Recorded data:

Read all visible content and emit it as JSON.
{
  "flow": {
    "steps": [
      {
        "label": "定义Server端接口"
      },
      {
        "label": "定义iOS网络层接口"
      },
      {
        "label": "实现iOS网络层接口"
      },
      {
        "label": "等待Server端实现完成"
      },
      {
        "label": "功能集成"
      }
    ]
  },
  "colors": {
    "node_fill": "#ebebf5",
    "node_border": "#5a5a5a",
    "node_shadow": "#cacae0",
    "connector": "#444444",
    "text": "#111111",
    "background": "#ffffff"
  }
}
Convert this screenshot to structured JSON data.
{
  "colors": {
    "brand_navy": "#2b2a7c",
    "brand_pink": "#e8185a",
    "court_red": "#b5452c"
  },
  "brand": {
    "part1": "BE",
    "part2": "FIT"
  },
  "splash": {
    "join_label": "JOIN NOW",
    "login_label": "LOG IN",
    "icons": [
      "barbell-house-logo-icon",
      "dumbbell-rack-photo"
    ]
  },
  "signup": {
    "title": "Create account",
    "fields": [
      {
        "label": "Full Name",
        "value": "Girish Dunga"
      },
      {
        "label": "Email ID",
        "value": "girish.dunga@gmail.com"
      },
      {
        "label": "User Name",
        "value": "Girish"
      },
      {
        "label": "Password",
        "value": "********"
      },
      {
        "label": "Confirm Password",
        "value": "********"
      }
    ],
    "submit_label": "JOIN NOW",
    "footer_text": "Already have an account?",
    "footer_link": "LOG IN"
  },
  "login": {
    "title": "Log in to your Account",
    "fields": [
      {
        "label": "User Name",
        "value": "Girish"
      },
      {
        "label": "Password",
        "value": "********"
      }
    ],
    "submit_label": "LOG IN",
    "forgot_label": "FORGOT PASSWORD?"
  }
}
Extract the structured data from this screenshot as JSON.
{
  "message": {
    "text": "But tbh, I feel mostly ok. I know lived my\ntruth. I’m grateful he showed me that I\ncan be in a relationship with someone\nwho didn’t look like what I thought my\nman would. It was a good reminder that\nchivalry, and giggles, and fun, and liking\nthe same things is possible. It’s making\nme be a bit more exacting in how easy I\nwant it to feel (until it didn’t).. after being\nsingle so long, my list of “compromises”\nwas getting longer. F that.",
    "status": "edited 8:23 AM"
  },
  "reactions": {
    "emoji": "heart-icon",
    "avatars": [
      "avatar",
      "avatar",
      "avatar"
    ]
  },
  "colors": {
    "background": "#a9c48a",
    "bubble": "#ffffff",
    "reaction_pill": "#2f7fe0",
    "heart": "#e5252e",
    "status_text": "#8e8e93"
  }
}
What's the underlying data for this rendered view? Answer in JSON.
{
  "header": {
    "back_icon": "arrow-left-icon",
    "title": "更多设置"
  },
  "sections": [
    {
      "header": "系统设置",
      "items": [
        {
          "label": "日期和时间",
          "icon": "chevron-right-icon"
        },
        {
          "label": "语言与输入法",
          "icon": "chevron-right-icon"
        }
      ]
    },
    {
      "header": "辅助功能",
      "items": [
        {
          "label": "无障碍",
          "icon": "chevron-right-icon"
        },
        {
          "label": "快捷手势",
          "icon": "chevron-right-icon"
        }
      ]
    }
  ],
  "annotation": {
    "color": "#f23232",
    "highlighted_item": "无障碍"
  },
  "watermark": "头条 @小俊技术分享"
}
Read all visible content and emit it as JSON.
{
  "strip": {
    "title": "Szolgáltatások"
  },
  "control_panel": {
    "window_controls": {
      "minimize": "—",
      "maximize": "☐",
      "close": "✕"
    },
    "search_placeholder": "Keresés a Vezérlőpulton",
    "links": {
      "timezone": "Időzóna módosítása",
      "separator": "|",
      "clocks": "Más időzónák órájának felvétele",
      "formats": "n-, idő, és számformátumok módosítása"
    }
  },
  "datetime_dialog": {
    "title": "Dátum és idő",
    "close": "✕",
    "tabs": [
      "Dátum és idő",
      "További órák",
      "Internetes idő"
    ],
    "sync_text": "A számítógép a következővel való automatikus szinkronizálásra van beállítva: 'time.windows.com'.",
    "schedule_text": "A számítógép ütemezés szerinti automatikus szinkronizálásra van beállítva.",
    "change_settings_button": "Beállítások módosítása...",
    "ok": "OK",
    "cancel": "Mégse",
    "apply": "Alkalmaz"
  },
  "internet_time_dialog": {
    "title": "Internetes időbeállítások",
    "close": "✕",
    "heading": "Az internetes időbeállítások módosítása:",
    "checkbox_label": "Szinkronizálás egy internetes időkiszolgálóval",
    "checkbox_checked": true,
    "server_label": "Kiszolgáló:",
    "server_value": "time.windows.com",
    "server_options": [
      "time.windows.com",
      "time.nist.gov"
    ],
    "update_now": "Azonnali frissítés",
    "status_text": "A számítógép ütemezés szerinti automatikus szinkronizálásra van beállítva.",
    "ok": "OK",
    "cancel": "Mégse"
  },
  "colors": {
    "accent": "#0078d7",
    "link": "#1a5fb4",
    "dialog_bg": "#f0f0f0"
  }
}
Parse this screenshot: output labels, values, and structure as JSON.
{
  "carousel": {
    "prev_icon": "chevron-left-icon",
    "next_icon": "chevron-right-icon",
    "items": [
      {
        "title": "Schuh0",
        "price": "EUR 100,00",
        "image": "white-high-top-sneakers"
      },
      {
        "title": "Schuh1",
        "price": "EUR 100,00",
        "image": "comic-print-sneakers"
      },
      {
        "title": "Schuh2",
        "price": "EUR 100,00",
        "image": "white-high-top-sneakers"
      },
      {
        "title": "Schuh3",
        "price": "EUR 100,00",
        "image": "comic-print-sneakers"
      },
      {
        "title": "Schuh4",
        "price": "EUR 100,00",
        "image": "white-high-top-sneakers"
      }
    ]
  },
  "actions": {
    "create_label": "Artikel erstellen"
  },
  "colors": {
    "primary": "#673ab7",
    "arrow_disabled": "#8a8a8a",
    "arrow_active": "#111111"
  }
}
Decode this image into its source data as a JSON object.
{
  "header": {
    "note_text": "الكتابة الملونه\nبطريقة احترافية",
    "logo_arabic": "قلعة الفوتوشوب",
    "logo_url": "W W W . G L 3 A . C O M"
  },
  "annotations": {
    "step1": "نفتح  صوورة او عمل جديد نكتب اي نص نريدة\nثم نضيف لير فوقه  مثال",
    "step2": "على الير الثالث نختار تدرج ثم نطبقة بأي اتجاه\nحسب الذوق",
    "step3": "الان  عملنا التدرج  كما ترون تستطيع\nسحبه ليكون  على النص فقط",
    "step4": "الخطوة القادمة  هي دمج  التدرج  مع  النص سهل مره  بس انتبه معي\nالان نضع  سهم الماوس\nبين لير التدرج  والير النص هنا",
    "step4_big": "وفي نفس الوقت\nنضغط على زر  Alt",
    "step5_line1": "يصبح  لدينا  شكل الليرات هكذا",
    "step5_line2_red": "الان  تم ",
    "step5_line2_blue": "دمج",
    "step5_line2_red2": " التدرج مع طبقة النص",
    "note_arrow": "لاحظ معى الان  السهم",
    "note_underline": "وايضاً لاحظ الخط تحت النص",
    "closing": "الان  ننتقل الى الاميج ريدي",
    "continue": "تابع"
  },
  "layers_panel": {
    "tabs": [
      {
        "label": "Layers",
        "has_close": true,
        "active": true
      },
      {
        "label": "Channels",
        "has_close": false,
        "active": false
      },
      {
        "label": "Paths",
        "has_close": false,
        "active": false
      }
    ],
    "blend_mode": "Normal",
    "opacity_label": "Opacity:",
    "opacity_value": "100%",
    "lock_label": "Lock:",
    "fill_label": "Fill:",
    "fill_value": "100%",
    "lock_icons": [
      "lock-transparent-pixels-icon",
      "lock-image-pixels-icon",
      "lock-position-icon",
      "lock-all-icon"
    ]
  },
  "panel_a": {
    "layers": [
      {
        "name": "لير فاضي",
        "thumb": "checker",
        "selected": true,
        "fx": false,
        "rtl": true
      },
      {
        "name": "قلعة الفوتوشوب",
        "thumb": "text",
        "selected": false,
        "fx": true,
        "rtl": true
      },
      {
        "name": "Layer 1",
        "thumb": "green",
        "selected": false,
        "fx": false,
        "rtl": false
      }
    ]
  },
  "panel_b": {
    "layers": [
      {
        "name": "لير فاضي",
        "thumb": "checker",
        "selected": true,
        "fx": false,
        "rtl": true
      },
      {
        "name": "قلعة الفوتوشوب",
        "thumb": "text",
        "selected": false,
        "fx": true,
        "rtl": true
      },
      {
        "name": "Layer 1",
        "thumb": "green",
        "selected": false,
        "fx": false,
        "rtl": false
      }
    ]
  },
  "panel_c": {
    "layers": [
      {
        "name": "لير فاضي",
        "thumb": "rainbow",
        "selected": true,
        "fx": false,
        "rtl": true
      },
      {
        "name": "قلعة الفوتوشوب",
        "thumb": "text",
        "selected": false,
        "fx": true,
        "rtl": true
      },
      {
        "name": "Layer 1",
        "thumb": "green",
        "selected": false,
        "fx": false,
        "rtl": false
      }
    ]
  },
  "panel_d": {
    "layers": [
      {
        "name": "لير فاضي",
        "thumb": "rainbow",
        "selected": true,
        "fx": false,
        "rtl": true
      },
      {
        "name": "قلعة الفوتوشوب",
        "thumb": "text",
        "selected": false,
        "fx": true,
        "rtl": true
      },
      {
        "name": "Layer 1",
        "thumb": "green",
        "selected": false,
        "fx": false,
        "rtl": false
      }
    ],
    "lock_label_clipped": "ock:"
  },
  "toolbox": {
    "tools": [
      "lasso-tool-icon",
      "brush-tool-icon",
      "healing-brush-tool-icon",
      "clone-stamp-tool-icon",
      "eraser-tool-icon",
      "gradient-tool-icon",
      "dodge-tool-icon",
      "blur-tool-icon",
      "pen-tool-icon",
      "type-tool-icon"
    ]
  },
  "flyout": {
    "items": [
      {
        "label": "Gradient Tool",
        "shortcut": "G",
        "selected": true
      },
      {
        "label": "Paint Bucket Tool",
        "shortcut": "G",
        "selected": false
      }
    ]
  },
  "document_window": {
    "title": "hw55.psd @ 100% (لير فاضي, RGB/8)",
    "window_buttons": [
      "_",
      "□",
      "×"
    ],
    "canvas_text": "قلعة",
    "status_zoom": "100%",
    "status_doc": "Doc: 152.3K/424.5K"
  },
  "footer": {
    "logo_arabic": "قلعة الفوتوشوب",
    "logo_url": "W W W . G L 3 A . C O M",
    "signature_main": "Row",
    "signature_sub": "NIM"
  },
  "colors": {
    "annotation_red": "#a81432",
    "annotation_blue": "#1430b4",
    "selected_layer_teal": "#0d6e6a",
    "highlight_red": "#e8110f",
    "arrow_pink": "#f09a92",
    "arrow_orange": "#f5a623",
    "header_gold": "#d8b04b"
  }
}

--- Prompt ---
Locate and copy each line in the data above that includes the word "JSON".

--- Solution to this exercise ---
Read all visible content and emit it as JSON.
Convert this screenshot to structured JSON data.
Extract the structured data from this screenshot as JSON.
What's the underlying data for this rendered view? Answer in JSON.
Read all visible content and emit it as JSON.
Parse this screenshot: output labels, values, and structure as JSON.
Decode this image into its source data as a JSON object.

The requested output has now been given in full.